If a line in the records contains the word "label", count it; state the resulting number and nothing more.

Given data Start Marker

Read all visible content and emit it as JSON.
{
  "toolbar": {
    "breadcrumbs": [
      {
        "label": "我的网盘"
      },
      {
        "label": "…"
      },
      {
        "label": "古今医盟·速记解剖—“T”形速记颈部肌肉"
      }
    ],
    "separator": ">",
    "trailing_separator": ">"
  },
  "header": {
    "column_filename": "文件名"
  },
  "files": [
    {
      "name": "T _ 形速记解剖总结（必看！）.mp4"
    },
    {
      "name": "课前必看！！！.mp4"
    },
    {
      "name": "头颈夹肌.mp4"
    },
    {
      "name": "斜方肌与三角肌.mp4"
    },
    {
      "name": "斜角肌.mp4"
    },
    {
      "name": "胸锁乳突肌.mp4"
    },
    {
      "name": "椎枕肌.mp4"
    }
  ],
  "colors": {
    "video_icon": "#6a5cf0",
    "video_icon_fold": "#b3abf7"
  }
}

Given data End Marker

▶ _Task answer_: 3